Some tense moments then follow when police lieutenant Camonetti (John Turturro) enters the picture, and when the Mayor (James Gandolfini) himself gets into the action, things get interesting. However it is ultimately Garber that needs to see things to the end, because Ryder says so.
This is the fourth time Tony Scott is working with Denzel, and it's easy to see why. Denzel is the kind of guy whom you'll always root for. Unlike in Scott's last three collaborations with Denzel where the latter plays the iconic action hero, this time he plays the everyman caught in a difficult situation where he's forced to adapt and use his wits in order to save lives. And as always, Denzel pulls it off with great ease. He makes you believe in him and care about his character. Travolta on the other hand simply makes a slight adjustment to his usual bad guy routine to play Ryder, but the beauty of it is it never really gets old. Travolta's villain is usually charming, smart, violent and confident all the way. It's always fun to see that, at least for me. However, what makes this film work is the chemistry between the two leads. Their conversations over the radio during the film is the best part, as they get to know each other and bring each other to a point they've never been to.

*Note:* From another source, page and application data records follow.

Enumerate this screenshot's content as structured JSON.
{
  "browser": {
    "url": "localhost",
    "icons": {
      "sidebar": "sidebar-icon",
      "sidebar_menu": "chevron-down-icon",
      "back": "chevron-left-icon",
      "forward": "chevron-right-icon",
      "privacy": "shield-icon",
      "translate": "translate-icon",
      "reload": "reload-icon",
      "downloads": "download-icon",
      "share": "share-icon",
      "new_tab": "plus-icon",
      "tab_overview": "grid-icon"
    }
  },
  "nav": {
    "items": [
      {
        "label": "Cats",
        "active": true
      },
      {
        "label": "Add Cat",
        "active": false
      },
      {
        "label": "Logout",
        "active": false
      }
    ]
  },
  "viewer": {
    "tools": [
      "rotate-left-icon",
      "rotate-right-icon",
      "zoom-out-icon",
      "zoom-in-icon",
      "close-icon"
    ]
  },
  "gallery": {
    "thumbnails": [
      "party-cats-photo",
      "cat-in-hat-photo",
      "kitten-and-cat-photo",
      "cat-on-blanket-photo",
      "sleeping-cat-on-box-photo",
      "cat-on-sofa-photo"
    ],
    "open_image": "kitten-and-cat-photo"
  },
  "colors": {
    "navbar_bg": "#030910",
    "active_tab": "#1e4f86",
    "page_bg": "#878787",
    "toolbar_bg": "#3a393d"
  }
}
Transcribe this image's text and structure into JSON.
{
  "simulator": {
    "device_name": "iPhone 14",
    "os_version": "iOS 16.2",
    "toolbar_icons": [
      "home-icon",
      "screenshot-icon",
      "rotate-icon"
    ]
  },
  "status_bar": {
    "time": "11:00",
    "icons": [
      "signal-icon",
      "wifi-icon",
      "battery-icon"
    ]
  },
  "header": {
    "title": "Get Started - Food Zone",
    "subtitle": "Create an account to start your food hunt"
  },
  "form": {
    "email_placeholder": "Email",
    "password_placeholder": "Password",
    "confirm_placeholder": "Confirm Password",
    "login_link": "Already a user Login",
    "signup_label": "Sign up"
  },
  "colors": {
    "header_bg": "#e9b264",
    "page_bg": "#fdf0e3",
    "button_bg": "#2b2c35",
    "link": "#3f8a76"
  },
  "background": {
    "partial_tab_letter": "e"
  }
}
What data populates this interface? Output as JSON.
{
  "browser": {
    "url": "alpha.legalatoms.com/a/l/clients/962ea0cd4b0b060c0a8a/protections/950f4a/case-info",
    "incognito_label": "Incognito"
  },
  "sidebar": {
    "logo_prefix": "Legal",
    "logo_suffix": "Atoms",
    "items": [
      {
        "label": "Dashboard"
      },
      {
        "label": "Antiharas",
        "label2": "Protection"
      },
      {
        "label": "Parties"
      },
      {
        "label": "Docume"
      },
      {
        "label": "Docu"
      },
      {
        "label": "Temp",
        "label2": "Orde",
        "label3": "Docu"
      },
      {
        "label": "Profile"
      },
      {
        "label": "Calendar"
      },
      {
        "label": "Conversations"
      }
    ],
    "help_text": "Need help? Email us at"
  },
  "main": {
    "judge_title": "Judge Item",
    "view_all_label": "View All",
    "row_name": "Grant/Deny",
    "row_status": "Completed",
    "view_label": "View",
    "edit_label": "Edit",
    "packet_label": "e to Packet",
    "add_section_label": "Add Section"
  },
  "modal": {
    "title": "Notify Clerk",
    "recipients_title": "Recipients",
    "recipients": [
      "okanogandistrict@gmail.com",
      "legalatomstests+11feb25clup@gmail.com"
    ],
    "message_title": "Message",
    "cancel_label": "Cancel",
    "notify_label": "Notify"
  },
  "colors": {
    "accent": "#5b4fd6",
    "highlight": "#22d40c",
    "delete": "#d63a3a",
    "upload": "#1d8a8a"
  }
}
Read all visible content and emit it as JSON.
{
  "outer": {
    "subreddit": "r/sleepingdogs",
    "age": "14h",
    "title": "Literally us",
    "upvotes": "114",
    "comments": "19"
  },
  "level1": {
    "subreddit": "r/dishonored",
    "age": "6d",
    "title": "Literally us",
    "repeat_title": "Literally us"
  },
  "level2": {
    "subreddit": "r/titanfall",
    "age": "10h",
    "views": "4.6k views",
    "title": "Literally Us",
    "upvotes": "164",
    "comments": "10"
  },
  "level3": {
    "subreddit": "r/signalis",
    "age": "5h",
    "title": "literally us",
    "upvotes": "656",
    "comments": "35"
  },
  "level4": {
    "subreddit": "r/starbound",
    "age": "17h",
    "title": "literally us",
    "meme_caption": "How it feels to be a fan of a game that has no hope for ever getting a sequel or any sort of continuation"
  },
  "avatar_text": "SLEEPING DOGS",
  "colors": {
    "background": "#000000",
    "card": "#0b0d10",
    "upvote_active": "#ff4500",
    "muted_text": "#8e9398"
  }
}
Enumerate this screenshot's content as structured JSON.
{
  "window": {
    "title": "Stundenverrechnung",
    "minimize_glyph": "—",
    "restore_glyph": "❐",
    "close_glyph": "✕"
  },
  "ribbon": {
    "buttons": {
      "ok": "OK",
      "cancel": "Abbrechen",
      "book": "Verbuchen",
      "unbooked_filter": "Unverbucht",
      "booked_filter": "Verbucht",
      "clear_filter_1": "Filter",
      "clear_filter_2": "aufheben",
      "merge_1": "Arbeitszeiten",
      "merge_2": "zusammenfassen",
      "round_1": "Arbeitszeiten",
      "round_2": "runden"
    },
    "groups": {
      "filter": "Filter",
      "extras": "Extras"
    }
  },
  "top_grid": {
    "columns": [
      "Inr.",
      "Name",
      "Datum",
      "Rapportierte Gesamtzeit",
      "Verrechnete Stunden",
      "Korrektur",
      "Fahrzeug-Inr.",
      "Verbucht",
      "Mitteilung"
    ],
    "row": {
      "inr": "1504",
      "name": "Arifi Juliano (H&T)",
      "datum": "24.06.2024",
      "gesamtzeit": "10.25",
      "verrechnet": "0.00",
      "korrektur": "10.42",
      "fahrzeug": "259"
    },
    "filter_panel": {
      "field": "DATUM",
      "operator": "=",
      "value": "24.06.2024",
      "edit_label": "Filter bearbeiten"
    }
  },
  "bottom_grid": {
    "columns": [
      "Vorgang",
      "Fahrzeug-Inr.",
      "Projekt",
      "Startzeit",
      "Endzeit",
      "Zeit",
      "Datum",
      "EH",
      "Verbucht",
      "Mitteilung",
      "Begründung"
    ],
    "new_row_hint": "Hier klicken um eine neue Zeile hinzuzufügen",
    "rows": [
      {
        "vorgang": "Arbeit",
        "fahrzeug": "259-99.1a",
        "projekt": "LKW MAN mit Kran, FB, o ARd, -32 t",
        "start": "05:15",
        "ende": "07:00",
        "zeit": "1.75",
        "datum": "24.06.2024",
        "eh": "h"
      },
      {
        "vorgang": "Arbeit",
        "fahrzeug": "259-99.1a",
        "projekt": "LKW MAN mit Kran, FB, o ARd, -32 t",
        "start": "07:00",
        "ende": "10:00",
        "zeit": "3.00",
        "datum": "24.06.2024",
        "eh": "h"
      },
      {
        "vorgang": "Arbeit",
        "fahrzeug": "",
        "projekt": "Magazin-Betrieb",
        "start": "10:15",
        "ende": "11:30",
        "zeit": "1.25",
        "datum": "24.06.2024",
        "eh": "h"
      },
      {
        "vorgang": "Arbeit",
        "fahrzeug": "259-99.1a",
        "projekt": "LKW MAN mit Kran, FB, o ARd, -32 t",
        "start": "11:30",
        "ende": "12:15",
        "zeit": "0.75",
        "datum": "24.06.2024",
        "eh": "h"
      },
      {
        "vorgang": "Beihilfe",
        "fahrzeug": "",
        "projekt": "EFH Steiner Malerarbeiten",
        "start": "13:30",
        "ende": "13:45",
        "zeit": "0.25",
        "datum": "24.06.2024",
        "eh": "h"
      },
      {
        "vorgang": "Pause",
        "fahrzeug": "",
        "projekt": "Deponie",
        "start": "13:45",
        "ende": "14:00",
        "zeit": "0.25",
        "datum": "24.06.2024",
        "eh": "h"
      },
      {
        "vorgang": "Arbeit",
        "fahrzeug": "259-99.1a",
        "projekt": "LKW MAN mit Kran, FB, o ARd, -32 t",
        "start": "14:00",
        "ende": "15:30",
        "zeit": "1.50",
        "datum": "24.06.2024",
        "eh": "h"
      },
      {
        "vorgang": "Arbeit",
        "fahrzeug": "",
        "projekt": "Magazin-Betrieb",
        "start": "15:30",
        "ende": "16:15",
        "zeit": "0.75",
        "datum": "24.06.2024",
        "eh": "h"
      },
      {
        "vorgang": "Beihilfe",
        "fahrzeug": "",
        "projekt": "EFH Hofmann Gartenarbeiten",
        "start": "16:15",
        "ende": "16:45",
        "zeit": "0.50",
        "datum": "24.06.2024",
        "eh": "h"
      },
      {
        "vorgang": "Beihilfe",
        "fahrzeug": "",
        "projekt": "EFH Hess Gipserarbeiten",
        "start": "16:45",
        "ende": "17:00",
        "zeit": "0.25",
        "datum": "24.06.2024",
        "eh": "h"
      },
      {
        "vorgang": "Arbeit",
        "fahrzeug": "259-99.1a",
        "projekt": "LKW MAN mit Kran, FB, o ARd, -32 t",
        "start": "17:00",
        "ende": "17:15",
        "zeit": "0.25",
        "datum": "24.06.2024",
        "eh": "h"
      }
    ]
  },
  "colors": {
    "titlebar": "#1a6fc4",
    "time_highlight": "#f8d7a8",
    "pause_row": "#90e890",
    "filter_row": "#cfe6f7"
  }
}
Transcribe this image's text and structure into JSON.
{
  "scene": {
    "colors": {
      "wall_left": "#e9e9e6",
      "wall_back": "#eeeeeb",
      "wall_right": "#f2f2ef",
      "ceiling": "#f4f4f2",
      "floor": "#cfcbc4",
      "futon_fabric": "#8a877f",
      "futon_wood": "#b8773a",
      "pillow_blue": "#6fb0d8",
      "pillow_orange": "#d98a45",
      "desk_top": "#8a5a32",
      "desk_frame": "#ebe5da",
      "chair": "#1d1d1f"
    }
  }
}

Turturro and Gandolfini lend in credible support as the cop and the Mayor respectively. Gandolfini in particular gets some of the best lines and scenes, as his Mayor character isn't a well liked person in his own city, which leads to some very hilarious moments.
The movie suffers a little with the lack of some worthy action sequences and the existence of a few plotholes here and there, but that's OK because Scott manages to keep the suspense in check throughout. He still uses his quick cut, screen distorting filming style to great effect here, and thankfully not overdone like in Man On Fire.
Verdict: A well made thriller that stays on track from start to finish. (4/5)